Exercise instructions: In the entries that follow, find the word "posting" and report each line it is on.

►

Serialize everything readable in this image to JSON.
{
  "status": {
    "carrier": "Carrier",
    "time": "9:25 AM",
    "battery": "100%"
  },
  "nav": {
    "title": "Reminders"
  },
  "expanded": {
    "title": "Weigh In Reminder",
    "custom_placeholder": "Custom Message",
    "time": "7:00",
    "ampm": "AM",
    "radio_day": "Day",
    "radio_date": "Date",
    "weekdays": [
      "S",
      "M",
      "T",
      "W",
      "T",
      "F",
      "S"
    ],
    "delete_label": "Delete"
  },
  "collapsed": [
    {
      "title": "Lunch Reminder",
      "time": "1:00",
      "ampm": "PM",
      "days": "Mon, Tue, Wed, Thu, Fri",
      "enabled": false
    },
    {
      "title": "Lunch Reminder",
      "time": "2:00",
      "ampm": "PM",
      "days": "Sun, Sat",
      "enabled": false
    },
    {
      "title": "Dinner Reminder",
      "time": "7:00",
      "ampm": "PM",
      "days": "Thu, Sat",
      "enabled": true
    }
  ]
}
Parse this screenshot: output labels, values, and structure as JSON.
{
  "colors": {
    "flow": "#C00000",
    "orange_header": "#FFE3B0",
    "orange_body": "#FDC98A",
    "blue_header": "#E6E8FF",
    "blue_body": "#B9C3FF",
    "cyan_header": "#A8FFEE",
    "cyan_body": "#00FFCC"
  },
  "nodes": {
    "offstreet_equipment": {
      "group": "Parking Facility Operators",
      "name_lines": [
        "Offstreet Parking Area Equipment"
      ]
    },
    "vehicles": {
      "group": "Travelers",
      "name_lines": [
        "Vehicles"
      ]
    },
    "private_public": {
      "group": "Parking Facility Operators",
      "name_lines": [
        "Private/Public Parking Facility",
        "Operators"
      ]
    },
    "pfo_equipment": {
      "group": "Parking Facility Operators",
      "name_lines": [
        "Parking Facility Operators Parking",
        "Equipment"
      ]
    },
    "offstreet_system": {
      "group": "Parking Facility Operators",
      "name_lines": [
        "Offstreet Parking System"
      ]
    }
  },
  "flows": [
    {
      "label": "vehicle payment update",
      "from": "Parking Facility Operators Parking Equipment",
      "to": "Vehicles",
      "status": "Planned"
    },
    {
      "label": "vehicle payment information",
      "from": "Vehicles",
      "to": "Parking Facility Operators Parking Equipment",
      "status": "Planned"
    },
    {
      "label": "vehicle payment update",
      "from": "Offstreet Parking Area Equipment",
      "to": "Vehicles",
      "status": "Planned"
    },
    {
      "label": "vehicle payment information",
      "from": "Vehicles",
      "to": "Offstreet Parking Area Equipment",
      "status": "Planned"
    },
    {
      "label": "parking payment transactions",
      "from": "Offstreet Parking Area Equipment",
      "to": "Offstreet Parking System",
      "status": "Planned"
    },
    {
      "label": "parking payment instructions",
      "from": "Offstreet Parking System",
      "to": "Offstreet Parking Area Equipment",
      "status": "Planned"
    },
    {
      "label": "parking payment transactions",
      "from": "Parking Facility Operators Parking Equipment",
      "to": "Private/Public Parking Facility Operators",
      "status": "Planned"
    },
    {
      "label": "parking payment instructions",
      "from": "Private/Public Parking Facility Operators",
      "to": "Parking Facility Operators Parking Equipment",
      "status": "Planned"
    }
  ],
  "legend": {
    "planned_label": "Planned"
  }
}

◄
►

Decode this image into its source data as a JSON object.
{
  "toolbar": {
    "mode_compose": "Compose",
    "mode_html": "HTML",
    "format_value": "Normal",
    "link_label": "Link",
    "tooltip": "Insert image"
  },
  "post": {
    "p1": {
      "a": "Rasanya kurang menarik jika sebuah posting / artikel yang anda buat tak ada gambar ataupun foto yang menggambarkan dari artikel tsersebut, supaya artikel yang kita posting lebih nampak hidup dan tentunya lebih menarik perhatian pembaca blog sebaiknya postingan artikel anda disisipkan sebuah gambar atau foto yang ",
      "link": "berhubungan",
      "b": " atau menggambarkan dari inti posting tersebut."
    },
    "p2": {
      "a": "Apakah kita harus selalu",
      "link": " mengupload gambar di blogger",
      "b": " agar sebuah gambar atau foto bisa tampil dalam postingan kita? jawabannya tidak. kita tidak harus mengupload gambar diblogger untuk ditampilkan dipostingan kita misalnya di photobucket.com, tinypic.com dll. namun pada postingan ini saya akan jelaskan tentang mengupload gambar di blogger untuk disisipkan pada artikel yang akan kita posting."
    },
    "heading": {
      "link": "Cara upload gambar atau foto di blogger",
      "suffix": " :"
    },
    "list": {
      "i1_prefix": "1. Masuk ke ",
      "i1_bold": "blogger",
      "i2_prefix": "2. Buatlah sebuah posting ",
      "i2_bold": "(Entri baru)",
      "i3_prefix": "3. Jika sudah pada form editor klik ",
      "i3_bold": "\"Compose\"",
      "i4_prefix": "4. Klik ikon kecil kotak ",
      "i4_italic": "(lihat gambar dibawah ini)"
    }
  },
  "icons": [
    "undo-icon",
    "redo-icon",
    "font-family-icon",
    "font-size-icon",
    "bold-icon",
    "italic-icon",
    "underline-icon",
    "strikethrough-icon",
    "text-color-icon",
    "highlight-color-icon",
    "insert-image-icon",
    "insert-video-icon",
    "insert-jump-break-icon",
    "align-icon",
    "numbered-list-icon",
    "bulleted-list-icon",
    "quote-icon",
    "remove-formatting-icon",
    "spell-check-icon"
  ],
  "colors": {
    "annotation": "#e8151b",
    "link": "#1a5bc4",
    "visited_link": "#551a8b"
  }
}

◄

Response to this task:
      "a": "Rasanya kurang menarik jika sebuah posting / artikel yang anda buat tak ada gambar ataupun foto yang menggambarkan dari artikel tsersebut, supaya artikel yang kita posting lebih nampak hidup dan tentunya lebih menarik perhatian pembaca blog sebaiknya postingan artikel anda disisipkan sebuah gambar atau foto yang ",
      "b": " atau menggambarkan dari inti posting tersebut."
      "b": " agar sebuah gambar atau foto bisa tampil dalam postingan kita? jawabannya tidak. kita tidak harus mengupload gambar diblogger untuk ditampilkan dipostingan kita misalnya di photobucket.com, tinypic.com dll. namun pada postingan ini saya akan jelaskan tentang mengupload gambar di blogger untuk disisipkan pada artikel yang akan kita posting."
      "i2_prefix": "2. Buatlah sebuah posting ",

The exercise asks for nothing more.